** MATERIAL SUPPLIED **
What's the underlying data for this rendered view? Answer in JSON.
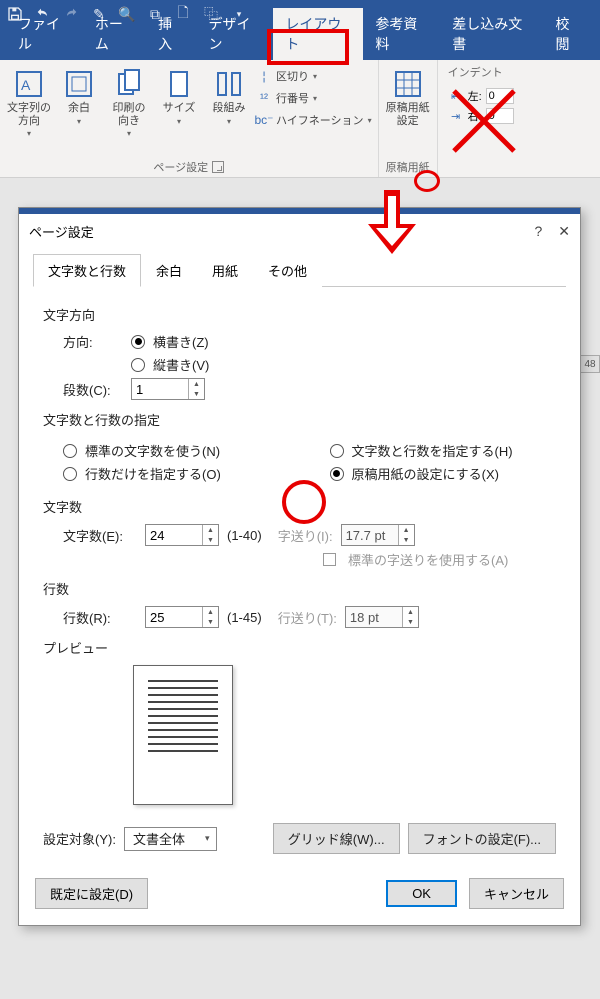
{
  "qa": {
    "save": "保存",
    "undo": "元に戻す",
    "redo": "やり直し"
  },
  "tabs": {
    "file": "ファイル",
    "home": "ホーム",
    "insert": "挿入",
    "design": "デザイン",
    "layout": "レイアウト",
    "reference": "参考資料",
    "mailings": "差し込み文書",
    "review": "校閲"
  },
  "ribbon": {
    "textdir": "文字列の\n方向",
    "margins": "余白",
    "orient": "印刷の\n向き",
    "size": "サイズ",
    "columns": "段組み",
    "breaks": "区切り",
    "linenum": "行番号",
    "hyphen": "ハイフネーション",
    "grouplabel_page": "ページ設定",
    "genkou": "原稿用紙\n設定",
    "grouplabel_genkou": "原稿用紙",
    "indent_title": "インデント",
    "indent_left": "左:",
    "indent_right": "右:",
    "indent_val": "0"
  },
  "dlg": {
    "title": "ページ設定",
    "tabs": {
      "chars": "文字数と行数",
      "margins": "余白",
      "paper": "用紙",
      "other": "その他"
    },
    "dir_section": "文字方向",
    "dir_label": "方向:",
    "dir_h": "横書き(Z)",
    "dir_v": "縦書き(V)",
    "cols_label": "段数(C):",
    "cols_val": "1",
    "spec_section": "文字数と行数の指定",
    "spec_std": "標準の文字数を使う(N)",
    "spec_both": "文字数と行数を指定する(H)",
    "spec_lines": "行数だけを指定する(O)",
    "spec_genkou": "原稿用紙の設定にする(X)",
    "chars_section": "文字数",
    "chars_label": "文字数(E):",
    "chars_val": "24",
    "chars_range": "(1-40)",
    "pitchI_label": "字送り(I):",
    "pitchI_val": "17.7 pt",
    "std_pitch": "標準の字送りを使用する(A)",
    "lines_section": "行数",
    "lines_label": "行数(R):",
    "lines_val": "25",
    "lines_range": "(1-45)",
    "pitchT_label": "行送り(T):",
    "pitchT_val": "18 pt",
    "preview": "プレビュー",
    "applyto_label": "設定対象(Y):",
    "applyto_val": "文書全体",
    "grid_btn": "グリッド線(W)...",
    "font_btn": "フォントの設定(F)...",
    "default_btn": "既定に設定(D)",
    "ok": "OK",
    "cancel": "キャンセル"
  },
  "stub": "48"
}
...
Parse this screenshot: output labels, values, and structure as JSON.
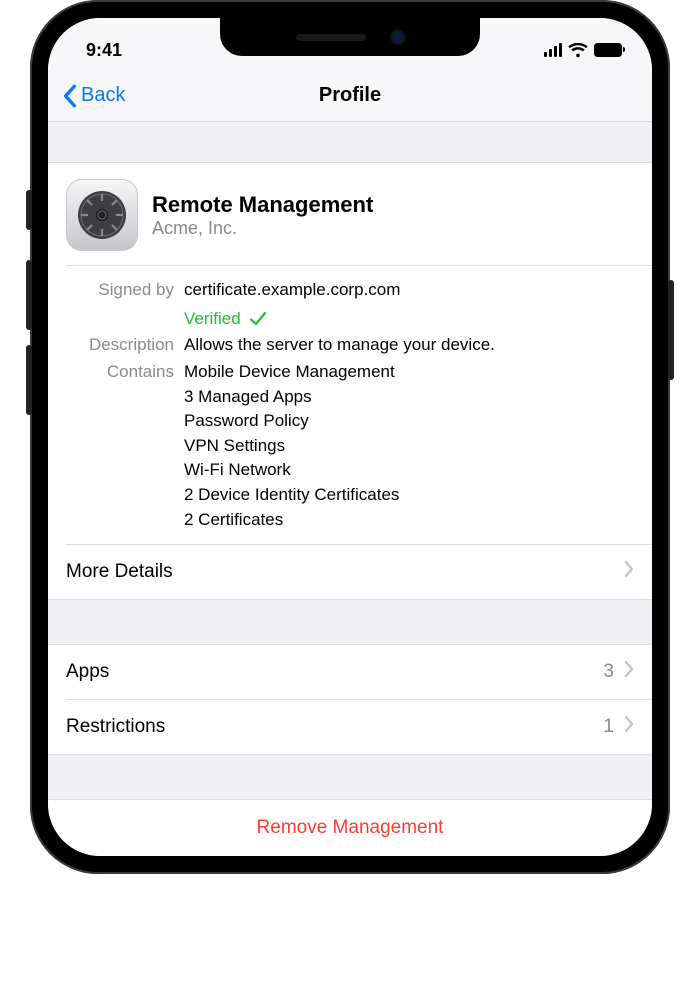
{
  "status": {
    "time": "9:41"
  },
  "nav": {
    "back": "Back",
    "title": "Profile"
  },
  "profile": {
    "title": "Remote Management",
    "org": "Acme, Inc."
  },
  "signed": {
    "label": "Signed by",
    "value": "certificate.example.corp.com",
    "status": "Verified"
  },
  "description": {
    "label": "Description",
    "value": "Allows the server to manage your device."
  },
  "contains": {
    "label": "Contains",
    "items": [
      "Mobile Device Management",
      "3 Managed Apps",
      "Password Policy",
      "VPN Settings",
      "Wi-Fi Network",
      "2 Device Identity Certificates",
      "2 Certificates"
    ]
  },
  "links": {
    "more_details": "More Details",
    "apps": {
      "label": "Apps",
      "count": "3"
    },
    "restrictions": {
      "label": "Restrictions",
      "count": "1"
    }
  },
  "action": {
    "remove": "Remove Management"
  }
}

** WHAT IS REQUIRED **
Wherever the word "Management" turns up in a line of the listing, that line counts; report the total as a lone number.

** RESULT OF THE TASK **
3